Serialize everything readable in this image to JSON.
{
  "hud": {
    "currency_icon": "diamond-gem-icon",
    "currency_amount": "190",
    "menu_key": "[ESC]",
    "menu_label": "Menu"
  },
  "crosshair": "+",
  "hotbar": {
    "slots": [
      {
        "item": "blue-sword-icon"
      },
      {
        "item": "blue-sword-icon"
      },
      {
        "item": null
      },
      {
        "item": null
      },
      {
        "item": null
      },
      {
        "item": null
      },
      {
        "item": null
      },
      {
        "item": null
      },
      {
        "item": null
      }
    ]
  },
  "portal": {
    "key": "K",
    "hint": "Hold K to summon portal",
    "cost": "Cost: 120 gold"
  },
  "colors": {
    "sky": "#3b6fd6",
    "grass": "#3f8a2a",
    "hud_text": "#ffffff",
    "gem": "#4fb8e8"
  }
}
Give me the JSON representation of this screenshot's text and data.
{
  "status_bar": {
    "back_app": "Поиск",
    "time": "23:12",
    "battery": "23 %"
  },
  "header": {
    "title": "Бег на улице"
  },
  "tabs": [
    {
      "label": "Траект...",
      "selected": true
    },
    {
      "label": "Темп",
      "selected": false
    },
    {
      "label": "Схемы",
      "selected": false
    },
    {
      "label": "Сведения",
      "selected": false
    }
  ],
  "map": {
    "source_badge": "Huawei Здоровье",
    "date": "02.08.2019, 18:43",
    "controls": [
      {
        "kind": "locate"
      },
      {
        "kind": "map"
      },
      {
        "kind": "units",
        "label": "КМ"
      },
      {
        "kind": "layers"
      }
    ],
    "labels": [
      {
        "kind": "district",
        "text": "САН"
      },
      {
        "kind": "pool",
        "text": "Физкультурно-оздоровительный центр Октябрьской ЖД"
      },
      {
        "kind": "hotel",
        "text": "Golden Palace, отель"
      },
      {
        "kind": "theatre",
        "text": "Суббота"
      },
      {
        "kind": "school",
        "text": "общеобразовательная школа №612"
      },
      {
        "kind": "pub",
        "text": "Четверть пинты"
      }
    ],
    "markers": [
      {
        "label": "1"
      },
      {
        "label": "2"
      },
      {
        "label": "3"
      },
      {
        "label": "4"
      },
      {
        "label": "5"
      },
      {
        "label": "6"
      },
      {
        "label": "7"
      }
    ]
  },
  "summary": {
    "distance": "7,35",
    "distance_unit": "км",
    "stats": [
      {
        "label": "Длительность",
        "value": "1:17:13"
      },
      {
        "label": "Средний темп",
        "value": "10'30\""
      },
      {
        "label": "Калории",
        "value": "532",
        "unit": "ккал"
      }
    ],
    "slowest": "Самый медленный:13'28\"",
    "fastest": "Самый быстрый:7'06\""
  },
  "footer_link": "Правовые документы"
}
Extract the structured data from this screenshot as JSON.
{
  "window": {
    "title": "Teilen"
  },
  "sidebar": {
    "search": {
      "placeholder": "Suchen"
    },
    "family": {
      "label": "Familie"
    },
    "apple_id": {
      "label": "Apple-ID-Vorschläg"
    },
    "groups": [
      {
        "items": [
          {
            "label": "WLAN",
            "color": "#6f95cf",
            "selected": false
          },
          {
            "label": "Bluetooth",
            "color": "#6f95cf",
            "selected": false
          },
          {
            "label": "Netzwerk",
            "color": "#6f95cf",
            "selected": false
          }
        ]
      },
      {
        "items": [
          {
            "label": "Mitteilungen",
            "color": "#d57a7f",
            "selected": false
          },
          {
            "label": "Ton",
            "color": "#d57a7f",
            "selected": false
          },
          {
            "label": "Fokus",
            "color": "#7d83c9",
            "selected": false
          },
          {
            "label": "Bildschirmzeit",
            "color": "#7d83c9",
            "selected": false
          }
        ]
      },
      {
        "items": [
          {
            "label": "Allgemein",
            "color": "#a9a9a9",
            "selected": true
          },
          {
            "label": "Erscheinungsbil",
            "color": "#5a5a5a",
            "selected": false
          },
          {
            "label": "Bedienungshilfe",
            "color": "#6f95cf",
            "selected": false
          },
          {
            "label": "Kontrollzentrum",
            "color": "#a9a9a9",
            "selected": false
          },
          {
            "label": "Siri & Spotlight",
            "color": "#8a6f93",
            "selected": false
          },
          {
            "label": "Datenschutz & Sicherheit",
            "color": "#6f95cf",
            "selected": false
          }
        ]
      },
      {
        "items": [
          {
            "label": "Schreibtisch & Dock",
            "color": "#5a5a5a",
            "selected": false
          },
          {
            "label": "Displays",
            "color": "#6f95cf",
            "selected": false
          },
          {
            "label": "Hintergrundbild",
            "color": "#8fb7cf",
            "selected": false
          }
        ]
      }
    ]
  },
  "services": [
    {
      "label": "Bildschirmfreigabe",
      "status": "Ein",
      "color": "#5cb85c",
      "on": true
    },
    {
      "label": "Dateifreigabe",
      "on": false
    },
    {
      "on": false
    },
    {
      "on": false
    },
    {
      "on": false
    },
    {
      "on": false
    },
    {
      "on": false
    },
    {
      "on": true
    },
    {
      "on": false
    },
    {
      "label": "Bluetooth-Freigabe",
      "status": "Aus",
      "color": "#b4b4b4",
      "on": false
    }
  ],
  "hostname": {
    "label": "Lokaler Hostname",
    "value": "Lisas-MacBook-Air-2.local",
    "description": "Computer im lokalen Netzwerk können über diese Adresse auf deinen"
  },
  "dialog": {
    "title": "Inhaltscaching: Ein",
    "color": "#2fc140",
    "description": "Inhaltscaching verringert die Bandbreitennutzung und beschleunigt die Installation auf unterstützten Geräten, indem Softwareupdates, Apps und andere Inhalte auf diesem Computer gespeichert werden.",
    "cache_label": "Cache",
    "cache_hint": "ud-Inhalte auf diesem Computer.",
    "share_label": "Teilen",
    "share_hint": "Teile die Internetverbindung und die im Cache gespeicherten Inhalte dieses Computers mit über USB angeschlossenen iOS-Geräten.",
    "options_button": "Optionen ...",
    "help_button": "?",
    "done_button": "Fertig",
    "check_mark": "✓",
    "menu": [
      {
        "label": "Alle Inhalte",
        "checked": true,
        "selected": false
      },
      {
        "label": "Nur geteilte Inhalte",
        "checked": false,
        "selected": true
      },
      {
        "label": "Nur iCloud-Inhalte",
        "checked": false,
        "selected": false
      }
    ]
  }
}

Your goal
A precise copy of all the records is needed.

Output of the task
Serialize everything readable in this image to JSON.
{
  "hud": {
    "currency_icon": "diamond-gem-icon",
    "currency_amount": "190",
    "menu_key": "[ESC]",
    "menu_label": "Menu"
  },
  "crosshair": "+",
  "hotbar": {
    "slots": [
      {
        "item": "blue-sword-icon"
      },
      {
        "item": "blue-sword-icon"
      },
      {
        "item": null
      },
      {
        "item": null
      },
      {
        "item": null
      },
      {
        "item": null
      },
      {
        "item": null
      },
      {
        "item": null
      },
      {
        "item": null
      }
    ]
  },
  "portal": {
    "key": "K",
    "hint": "Hold K to summon portal",
    "cost": "Cost: 120 gold"
  },
  "colors": {
    "sky": "#3b6fd6",
    "grass": "#3f8a2a",
    "hud_text": "#ffffff",
    "gem": "#4fb8e8"
  }
}
Give me the JSON representation of this screenshot's text and data.
{
  "status_bar": {
    "back_app": "Поиск",
    "time": "23:12",
    "battery": "23 %"
  },
  "header": {
    "title": "Бег на улице"
  },
  "tabs": [
    {
      "label": "Траект...",
      "selected": true
    },
    {
      "label": "Темп",
      "selected": false
    },
    {
      "label": "Схемы",
      "selected": false
    },
    {
      "label": "Сведения",
      "selected": false
    }
  ],
  "map": {
    "source_badge": "Huawei Здоровье",
    "date": "02.08.2019, 18:43",
    "controls": [
      {
        "kind": "locate"
      },
      {
        "kind": "map"
      },
      {
        "kind": "units",
        "label": "КМ"
      },
      {
        "kind": "layers"
      }
    ],
    "labels": [
      {
        "kind": "district",
        "text": "САН"
      },
      {
        "kind": "pool",
        "text": "Физкультурно-оздоровительный центр Октябрьской ЖД"
      },
      {
        "kind": "hotel",
        "text": "Golden Palace, отель"
      },
      {
        "kind": "theatre",
        "text": "Суббота"
      },
      {
        "kind": "school",
        "text": "общеобразовательная школа №612"
      },
      {
        "kind": "pub",
        "text": "Четверть пинты"
      }
    ],
    "markers": [
      {
        "label": "1"
      },
      {
        "label": "2"
      },
      {
        "label": "3"
      },
      {
        "label": "4"
      },
      {
        "label": "5"
      },
      {
        "label": "6"
      },
      {
        "label": "7"
      }
    ]
  },
  "summary": {
    "distance": "7,35",
    "distance_unit": "км",
    "stats": [
      {
        "label": "Длительность",
        "value": "1:17:13"
      },
      {
        "label": "Средний темп",
        "value": "10'30\""
      },
      {
        "label": "Калории",
        "value": "532",
        "unit": "ккал"
      }
    ],
    "slowest": "Самый медленный:13'28\"",
    "fastest": "Самый быстрый:7'06\""
  },
  "footer_link": "Правовые документы"
}
Extract the structured data from this screenshot as JSON.
{
  "window": {
    "title": "Teilen"
  },
  "sidebar": {
    "search": {
      "placeholder": "Suchen"
    },
    "family": {
      "label": "Familie"
    },
    "apple_id": {
      "label": "Apple-ID-Vorschläg"
    },
    "groups": [
      {
        "items": [
          {
            "label": "WLAN",
            "color": "#6f95cf",
            "selected": false
          },
          {
            "label": "Bluetooth",
            "color": "#6f95cf",
            "selected": false
          },
          {
            "label": "Netzwerk",
            "color": "#6f95cf",
            "selected": false
          }
        ]
      },
      {
        "items": [
          {
            "label": "Mitteilungen",
            "color": "#d57a7f",
            "selected": false
          },
          {
            "label": "Ton",
            "color": "#d57a7f",
            "selected": false
          },
          {
            "label": "Fokus",
            "color": "#7d83c9",
            "selected": false
          },
          {
            "label": "Bildschirmzeit",
            "color": "#7d83c9",
            "selected": false
          }
        ]
      },
      {
        "items": [
          {
            "label": "Allgemein",
            "color": "#a9a9a9",
            "selected": true
          },
          {
            "label": "Erscheinungsbil",
            "color": "#5a5a5a",
            "selected": false
          },
          {
            "label": "Bedienungshilfe",
            "color": "#6f95cf",
            "selected": false
          },
          {
            "label": "Kontrollzentrum",
            "color": "#a9a9a9",
            "selected": false
          },
          {
            "label": "Siri & Spotlight",
            "color": "#8a6f93",
            "selected": false
          },
          {
            "label": "Datenschutz & Sicherheit",
            "color": "#6f95cf",
            "selected": false
          }
        ]
      },
      {
        "items": [
          {
            "label": "Schreibtisch & Dock",
            "color": "#5a5a5a",
            "selected": false
          },
          {
            "label": "Displays",
            "color": "#6f95cf",
            "selected": false
          },
          {
            "label": "Hintergrundbild",
            "color": "#8fb7cf",
            "selected": false
          }
        ]
      }
    ]
  },
  "services": [
    {
      "label": "Bildschirmfreigabe",
      "status": "Ein",
      "color": "#5cb85c",
      "on": true
    },
    {
      "label": "Dateifreigabe",
      "on": false
    },
    {
      "on": false
    },
    {
      "on": false
    },
    {
      "on": false
    },
    {
      "on": false
    },
    {
      "on": false
    },
    {
      "on": true
    },
    {
      "on": false
    },
    {
      "label": "Bluetooth-Freigabe",
      "status": "Aus",
      "color": "#b4b4b4",
      "on": false
    }
  ],
  "hostname": {
    "label": "Lokaler Hostname",
    "value": "Lisas-MacBook-Air-2.local",
    "description": "Computer im lokalen Netzwerk können über diese Adresse auf deinen"
  },
  "dialog": {
    "title": "Inhaltscaching: Ein",
    "color": "#2fc140",
    "description": "Inhaltscaching verringert die Bandbreitennutzung und beschleunigt die Installation auf unterstützten Geräten, indem Softwareupdates, Apps und andere Inhalte auf diesem Computer gespeichert werden.",
    "cache_label": "Cache",
    "cache_hint": "ud-Inhalte auf diesem Computer.",
    "share_label": "Teilen",
    "share_hint": "Teile die Internetverbindung und die im Cache gespeicherten Inhalte dieses Computers mit über USB angeschlossenen iOS-Geräten.",
    "options_button": "Optionen ...",
    "help_button": "?",
    "done_button": "Fertig",
    "check_mark": "✓",
    "menu": [
      {
        "label": "Alle Inhalte",
        "checked": true,
        "selected": false
      },
      {
        "label": "Nur geteilte Inhalte",
        "checked": false,
        "selected": true
      },
      {
        "label": "Nur iCloud-Inhalte",
        "checked": false,
        "selected": false
      }
    ]
  }
}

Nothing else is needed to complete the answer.